I don’t think I ever realised how my mental health was being sustained by my running until last year. Getting injured in January 2017 turned my life upside down. What I hadn’t expected however was my life to crumble as a result. It turned out that the short twenty minute miles I was squeezing in around nappy changes, school runs and work was actually keeping me going. One of the hardest lessons I learnt last year was that my running was masking a problem. A mental health problem that went deeper than I ever expected.
In January 2017 I felt on top of the world. I had returned to running in 2016. My blog had taken off and I had successfully raised over £350 for a local organisation supporting mothers with Post Natal Depression and their families. I felt strong and ready for a new challenge. My home life was pretty chaotic but my regular runs gave me enough time every day or every other day to straighten my thoughts and experience a small slice of freedom. This all ended in January 2017.
After a niggle I was pushing through resulted in constant pain in my ankle, I sought medical advice. I was diagnosed with a badly sprained foot arch and told to stay off my feet. This included everything from running to walking. I was literally grounded. Weeks turned into months and I saw little improvement physically and my mental health plummeted. Eventually I was referred for an MRI and diagnosed with Posterior Tibial Tendon Dysfunction. I had always had fairly flat feet but now my foot arch had completely collapsed. It was also beyond repair.
Facing up to the truth about my mental health
As I was waiting for diagnosis I was referred to a psychiatrist for an assessment of my mental health in relation to my pain management. After a consultation where I cried throughout, he informed me that I had scored as suffering anxiety and he believed that I had Post Natal Depression. The latter dating back to when my eldest was born in 2010. He believed that I had been supressing my anxieties and emotions and physical pain for a long time. That I had just kept pushing myself until I was physically broken.

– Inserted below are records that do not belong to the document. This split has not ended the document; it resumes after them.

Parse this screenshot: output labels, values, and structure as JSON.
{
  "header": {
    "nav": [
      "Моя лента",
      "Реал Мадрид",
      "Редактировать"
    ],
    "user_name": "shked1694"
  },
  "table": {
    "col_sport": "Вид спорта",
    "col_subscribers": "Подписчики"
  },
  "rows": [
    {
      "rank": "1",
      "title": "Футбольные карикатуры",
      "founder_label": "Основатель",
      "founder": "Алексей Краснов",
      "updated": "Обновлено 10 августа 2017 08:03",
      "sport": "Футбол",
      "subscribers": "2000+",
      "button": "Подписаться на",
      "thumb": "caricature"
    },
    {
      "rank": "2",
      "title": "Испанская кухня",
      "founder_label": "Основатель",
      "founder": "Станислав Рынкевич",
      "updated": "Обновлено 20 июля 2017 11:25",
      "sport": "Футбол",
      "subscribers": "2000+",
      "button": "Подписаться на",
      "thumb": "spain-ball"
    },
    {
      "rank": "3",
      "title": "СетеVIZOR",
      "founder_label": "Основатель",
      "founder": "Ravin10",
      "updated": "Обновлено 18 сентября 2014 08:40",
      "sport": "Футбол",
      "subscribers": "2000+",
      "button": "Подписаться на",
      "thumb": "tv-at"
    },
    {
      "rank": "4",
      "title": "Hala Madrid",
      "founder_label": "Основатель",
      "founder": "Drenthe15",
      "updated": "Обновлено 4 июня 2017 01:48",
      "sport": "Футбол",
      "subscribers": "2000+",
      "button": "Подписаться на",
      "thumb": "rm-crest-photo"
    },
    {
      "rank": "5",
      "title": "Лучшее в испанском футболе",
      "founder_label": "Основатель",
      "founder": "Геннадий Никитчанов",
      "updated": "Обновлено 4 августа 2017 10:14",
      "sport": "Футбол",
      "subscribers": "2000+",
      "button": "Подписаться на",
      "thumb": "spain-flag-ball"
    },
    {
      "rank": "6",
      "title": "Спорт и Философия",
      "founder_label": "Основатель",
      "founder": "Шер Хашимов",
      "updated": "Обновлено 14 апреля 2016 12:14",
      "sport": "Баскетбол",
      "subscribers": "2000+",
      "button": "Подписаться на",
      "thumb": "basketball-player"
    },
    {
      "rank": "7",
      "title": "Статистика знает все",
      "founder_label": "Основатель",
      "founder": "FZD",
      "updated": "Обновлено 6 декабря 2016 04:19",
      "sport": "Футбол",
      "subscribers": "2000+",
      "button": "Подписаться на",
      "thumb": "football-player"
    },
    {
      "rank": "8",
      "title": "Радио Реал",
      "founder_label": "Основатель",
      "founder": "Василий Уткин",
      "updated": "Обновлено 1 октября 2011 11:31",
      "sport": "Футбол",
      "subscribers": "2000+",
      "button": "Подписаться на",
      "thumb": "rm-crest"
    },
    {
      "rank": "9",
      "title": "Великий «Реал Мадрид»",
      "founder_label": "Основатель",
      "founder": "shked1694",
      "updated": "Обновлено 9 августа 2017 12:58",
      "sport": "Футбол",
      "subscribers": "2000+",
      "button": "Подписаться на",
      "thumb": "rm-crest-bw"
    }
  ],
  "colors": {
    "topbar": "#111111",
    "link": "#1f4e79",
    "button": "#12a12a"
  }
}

After seeing the Psychiatrist I sustained a further injury to my neck and shoulder after trying swimming as an alternative to running. It was at this point I spoke with my GP who suggested I take time off work to recover. Initially I was resistant but in reality I was relieved and quickly I fell into an abyss. Life continued as it had been, shuttling monkeys around to school or nursery, being a mummy, but in between times I zoned out. I started to realise that my brain would not switch off. It had become so overwhelmed by my life as a working mother of three, trying to keep up with everything I thought life expected of me, I just could not carry on.
Taking time for me
My recovery and treatment continued whilst I was off work. In between school runs I was attending medical appointments. Alone this time as my Little Miss was safely in nursery three days a week. Initially no-one could tell me if running would ever come back despite my constant questioning. I felt completely lost. In amongst it all though I knew that I had to save myself. Every day I looked at my three little monkeys and knew that they deserved a healthy me as their mummy. Many people suggested that I give up on running, that maybe it just wasn’t for me. I could not accept this because I craved that feeling of freedom that only running gives you. The endorphin high that helped the stress and anxieties of the day feel more in perspective. However I accepted that this could not be the only answer.
I realised that I couldn’t rely on running alone to sort out my problems, that the negative thoughts that filled my head daily did not have to be the normal. I was lucky that I had been referred to a lovely podiatrist and physiotherapist who began to help rebuild my confidence. There was the addition of a personal trainer to my support squad, willing to help me tackle all my physical ailments and lost self esteem. I also accessed a counselling service through my employer. The first few sessions of which involved me crying none stop the full extent of my mental health problems began to become clear.
Recovery lasts a lifetime
Slowly, over time, I began to recover. After months of feeling lost, frustrated and unfixable I began to see improvements. As I learned to use my body differently and my core stability improved, running became an option again. Maybe I would never run a marathon but a 5k might be a possibility again. The day I ran my first Junior Parkrun with my boys was one of the best days of my life. Along side my physical recovery I learned to observe my emotional well-being and mental health more closely. I learnt to look for the days when I felt I couldn’t cope and take steps to acknowledge them. Not just push it to one side and run away from it. My relationships with my little family unit improved hugely as a result.
Running remains a solid and dependable corner stone of managing my mental health. If I am having a hard day, I make time for a short run, even if it is just a mile. It never fails to improve my mood and straighten my thoughts. Running doesn’t make my mental health problems go away but it always helps me maintain the status quo until the dark days pass. It makes me a better Mummy. In between times I always work hard to ensure that my body is strong and ready for those days. Running has always been my saviour, but losing it gave me the opportunity to find the help I needed. I will do whatever it takes to never lose it again.
This post was written for runr as part of Miles for Mind, May 2018